Task goal.
In the data that follows, find each line containing "icon" and copy it.

Data extracted from a collection.
******************************

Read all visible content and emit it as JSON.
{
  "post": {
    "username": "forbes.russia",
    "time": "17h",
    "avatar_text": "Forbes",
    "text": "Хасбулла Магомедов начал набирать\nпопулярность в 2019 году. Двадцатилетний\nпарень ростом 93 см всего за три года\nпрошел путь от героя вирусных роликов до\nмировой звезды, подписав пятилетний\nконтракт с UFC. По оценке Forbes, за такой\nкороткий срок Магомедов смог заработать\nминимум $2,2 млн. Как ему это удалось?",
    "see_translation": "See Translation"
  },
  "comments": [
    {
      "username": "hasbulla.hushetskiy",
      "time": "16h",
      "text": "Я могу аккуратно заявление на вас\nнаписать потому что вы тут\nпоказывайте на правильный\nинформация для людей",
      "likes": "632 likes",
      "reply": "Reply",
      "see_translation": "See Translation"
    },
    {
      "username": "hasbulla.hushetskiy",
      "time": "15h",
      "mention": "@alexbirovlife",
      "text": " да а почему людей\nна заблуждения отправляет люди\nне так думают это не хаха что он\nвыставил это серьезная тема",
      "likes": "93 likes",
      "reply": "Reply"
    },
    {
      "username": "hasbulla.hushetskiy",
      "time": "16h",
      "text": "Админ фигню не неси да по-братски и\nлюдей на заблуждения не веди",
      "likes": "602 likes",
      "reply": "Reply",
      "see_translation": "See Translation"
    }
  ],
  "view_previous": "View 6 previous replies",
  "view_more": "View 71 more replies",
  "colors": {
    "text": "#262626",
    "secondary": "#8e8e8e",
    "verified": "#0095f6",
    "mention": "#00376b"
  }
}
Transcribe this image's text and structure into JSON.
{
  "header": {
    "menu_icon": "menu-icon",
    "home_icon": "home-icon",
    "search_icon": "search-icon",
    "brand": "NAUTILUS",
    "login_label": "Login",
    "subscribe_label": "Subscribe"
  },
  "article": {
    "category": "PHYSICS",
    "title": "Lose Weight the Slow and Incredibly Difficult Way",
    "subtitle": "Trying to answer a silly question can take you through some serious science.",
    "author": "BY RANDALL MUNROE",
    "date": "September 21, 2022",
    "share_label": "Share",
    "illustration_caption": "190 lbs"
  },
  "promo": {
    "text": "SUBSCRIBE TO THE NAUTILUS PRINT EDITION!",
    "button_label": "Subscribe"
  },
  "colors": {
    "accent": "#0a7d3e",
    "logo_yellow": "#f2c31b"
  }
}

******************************

Answer to this exercise.
    "menu_icon": "menu-icon",
    "home_icon": "home-icon",
    "search_icon": "search-icon",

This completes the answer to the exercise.